DIRECTIONS FOR THIS TASK: Wherever the string "kind" shows up in the records below, return that line.
§ §
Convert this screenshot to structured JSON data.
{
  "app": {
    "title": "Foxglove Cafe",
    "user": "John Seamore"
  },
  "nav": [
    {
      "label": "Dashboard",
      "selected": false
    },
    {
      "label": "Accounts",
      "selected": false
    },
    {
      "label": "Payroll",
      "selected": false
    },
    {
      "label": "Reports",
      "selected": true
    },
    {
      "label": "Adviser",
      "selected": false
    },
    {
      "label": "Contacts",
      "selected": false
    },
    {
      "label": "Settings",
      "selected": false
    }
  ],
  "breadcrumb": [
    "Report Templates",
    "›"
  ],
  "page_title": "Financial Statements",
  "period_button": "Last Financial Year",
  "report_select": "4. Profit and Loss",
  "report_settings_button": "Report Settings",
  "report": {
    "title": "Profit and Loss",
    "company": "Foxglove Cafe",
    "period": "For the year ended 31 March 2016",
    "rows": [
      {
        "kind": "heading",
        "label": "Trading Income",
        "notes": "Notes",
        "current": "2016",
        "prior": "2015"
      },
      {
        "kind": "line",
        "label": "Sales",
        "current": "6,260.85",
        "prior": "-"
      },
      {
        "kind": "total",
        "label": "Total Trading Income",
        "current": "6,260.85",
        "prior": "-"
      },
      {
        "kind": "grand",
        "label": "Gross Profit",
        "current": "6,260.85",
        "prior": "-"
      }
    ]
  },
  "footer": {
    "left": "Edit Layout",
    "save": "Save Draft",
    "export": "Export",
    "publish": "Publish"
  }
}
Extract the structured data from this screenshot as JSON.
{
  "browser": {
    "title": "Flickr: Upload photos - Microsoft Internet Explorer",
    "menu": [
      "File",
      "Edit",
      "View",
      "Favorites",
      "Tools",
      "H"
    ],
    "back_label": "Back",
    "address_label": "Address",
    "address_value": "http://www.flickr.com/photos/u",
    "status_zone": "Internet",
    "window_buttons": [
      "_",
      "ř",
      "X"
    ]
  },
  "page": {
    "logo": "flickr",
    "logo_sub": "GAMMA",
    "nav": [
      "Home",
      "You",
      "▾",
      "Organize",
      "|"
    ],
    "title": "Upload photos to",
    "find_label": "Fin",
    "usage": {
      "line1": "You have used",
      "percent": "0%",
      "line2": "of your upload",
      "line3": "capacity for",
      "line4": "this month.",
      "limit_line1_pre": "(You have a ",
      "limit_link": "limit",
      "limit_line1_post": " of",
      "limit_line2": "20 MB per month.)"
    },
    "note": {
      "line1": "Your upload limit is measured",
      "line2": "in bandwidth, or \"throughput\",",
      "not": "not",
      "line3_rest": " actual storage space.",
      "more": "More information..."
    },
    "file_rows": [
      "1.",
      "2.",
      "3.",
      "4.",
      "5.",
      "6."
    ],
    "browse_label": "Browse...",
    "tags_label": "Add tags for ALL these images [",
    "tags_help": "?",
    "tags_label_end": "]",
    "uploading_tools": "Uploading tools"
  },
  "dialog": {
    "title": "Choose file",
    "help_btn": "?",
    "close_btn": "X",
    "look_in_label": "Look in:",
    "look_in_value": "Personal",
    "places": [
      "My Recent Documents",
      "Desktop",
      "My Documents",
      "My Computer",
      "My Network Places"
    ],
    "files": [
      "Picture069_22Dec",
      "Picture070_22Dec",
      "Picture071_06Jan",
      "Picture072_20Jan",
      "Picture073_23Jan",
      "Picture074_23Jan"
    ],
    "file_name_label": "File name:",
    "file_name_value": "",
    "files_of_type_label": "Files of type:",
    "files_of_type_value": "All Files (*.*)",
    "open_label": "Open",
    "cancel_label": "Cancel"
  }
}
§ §
RESPONSE FOR THIS EXERCISE:
        "kind": "heading",
        "kind": "line",
        "kind": "total",
        "kind": "grand",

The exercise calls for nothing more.